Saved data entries
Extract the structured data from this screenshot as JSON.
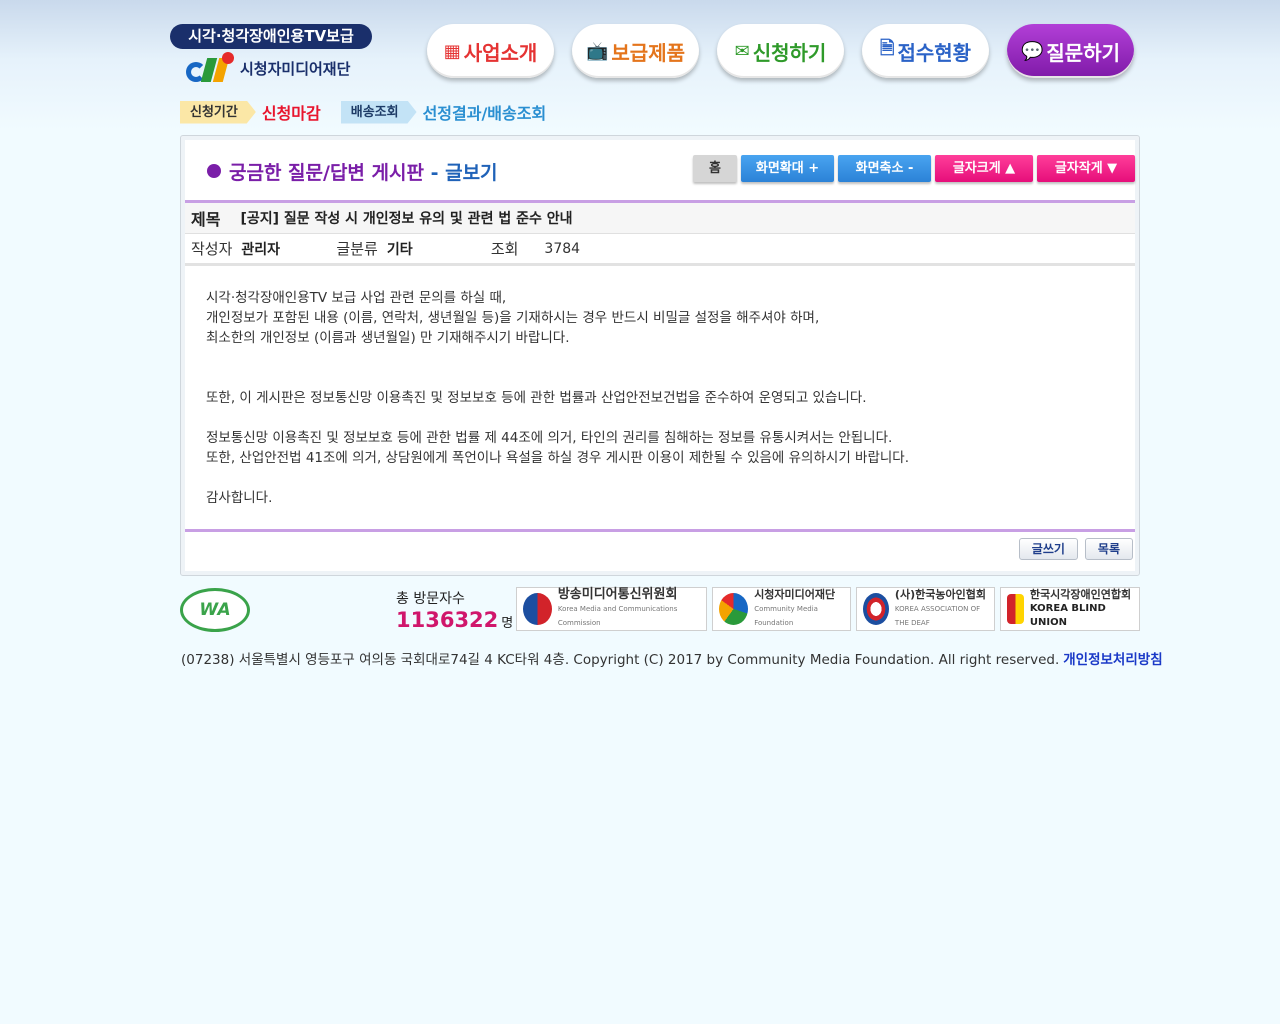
{
  "header": {
    "logo_tagline": "시각·청각장애인용TV보급",
    "logo_name": "시청자미디어재단",
    "nav": [
      {
        "label": "사업소개",
        "icon": "building-icon",
        "color": "#e53333"
      },
      {
        "label": "보급제품",
        "icon": "tv-icon",
        "color": "#e4751c"
      },
      {
        "label": "신청하기",
        "icon": "mail-icon",
        "color": "#2f9a2a"
      },
      {
        "label": "접수현황",
        "icon": "document-icon",
        "color": "#2b63c7"
      },
      {
        "label": "질문하기",
        "icon": "chat-bubble-icon",
        "color": "#8e2bbd",
        "active": true
      }
    ]
  },
  "status": {
    "period_label": "신청기간",
    "period_value": "신청마감",
    "delivery_label": "배송조회",
    "delivery_value": "선정결과/배송조회"
  },
  "board": {
    "title_prefix": "궁금한 질문/답변 게시판",
    "title_suffix": " - 글보기",
    "tools": {
      "home": "홈",
      "zoom_in": "화면확대 +",
      "zoom_out": "화면축소 -",
      "font_bigger": "글자크게 ▲",
      "font_smaller": "글자작게 ▼"
    },
    "subject_label": "제목",
    "subject": "[공지] 질문 작성 시 개인정보 유의 및 관련 법 준수 안내",
    "author_label": "작성자",
    "author": "관리자",
    "category_label": "글분류",
    "category": "기타",
    "views_label": "조회",
    "views": "3784",
    "content_lines": [
      "시각·청각장애인용TV 보급 사업 관련 문의를 하실 때,",
      "개인정보가 포함된 내용 (이름, 연락처, 생년월일 등)을 기재하시는 경우 반드시 비밀글 설정을 해주셔야 하며,",
      "최소한의 개인정보 (이름과 생년월일) 만 기재해주시기 바랍니다.",
      "",
      "",
      "또한, 이 게시판은 정보통신망 이용촉진 및 정보보호 등에 관한 법률과 산업안전보건법을 준수하여 운영되고 있습니다.",
      "",
      "정보통신망 이용촉진 및 정보보호 등에 관한 법률 제 44조에 의거, 타인의 권리를 침해하는 정보를 유통시켜서는 안됩니다.",
      "또한, 산업안전법 41조에 의거, 상담원에게 폭언이나 욕설을 하실 경우 게시판 이용이 제한될 수 있음에 유의하시기 바랍니다.",
      "",
      "감사합니다."
    ],
    "write_button": "글쓰기",
    "list_button": "목록"
  },
  "footer": {
    "wa_mark": "WA",
    "visitors_label": "총 방문자수",
    "visitors_count": "1136322",
    "visitors_unit": "명",
    "partners": [
      {
        "name": "방송미디어통신위원회",
        "sub": "Korea Media and Communications Commission"
      },
      {
        "name": "시청자미디어재단",
        "sub": "Community Media Foundation"
      },
      {
        "name": "(사)한국농아인협회",
        "sub": "KOREA ASSOCIATION OF THE DEAF"
      },
      {
        "name": "한국시각장애인연합회",
        "sub": "KOREA BLIND UNION"
      }
    ],
    "address": "(07238) 서울특별시 영등포구 여의동 국회대로74길 4 KC타워 4층. Copyright (C) 2017 by Community Media Foundation. All right reserved.",
    "privacy": "개인정보처리방침"
  }
}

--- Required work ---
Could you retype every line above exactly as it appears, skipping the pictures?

--- Solution below ---
Extract the structured data from this screenshot as JSON.
{
  "header": {
    "logo_tagline": "시각·청각장애인용TV보급",
    "logo_name": "시청자미디어재단",
    "nav": [
      {
        "label": "사업소개",
        "icon": "building-icon",
        "color": "#e53333"
      },
      {
        "label": "보급제품",
        "icon": "tv-icon",
        "color": "#e4751c"
      },
      {
        "label": "신청하기",
        "icon": "mail-icon",
        "color": "#2f9a2a"
      },
      {
        "label": "접수현황",
        "icon": "document-icon",
        "color": "#2b63c7"
      },
      {
        "label": "질문하기",
        "icon": "chat-bubble-icon",
        "color": "#8e2bbd",
        "active": true
      }
    ]
  },
  "status": {
    "period_label": "신청기간",
    "period_value": "신청마감",
    "delivery_label": "배송조회",
    "delivery_value": "선정결과/배송조회"
  },
  "board": {
    "title_prefix": "궁금한 질문/답변 게시판",
    "title_suffix": " - 글보기",
    "tools": {
      "home": "홈",
      "zoom_in": "화면확대 +",
      "zoom_out": "화면축소 -",
      "font_bigger": "글자크게 ▲",
      "font_smaller": "글자작게 ▼"
    },
    "subject_label": "제목",
    "subject": "[공지] 질문 작성 시 개인정보 유의 및 관련 법 준수 안내",
    "author_label": "작성자",
    "author": "관리자",
    "category_label": "글분류",
    "category": "기타",
    "views_label": "조회",
    "views": "3784",
    "content_lines": [
      "시각·청각장애인용TV 보급 사업 관련 문의를 하실 때,",
      "개인정보가 포함된 내용 (이름, 연락처, 생년월일 등)을 기재하시는 경우 반드시 비밀글 설정을 해주셔야 하며,",
      "최소한의 개인정보 (이름과 생년월일) 만 기재해주시기 바랍니다.",
      "",
      "",
      "또한, 이 게시판은 정보통신망 이용촉진 및 정보보호 등에 관한 법률과 산업안전보건법을 준수하여 운영되고 있습니다.",
      "",
      "정보통신망 이용촉진 및 정보보호 등에 관한 법률 제 44조에 의거, 타인의 권리를 침해하는 정보를 유통시켜서는 안됩니다.",
      "또한, 산업안전법 41조에 의거, 상담원에게 폭언이나 욕설을 하실 경우 게시판 이용이 제한될 수 있음에 유의하시기 바랍니다.",
      "",
      "감사합니다."
    ],
    "write_button": "글쓰기",
    "list_button": "목록"
  },
  "footer": {
    "wa_mark": "WA",
    "visitors_label": "총 방문자수",
    "visitors_count": "1136322",
    "visitors_unit": "명",
    "partners": [
      {
        "name": "방송미디어통신위원회",
        "sub": "Korea Media and Communications Commission"
      },
      {
        "name": "시청자미디어재단",
        "sub": "Community Media Foundation"
      },
      {
        "name": "(사)한국농아인협회",
        "sub": "KOREA ASSOCIATION OF THE DEAF"
      },
      {
        "name": "한국시각장애인연합회",
        "sub": "KOREA BLIND UNION"
      }
    ],
    "address": "(07238) 서울특별시 영등포구 여의동 국회대로74길 4 KC타워 4층. Copyright (C) 2017 by Community Media Foundation. All right reserved.",
    "privacy": "개인정보처리방침"
  }
}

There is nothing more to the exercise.